** Opening INFORMATION GIVEN block **
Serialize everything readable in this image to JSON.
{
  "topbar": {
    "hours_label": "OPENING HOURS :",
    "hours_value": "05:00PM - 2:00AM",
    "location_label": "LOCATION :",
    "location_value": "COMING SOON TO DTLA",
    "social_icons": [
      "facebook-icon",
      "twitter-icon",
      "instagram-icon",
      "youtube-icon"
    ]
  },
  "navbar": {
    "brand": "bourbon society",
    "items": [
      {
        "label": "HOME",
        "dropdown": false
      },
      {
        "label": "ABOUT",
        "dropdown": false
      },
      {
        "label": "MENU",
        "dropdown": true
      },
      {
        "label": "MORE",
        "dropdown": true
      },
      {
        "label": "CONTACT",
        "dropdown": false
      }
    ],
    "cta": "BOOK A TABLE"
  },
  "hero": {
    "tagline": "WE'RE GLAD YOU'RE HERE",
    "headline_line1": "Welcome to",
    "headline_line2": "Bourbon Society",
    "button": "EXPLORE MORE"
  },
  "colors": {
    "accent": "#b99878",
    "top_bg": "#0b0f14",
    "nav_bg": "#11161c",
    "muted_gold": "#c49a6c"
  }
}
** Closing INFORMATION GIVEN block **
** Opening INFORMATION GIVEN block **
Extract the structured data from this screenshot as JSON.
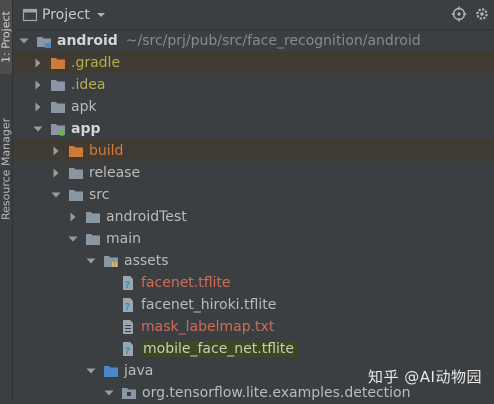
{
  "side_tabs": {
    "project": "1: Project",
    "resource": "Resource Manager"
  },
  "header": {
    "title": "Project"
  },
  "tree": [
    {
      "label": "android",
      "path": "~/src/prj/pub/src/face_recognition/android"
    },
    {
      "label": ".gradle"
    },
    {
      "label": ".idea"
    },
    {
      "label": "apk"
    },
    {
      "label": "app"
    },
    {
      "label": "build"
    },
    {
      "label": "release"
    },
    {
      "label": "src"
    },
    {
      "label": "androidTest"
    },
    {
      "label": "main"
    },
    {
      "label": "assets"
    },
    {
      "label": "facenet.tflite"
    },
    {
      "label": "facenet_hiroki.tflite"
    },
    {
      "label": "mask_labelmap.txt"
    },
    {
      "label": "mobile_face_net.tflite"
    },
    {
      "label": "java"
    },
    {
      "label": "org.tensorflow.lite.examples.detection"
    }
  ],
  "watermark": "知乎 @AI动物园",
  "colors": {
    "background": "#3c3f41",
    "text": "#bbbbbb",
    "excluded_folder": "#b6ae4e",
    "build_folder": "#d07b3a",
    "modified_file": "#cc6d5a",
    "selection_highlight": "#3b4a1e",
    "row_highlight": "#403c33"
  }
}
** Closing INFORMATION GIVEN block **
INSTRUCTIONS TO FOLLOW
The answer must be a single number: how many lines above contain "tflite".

SOLUTION TO THE PROBLEM
3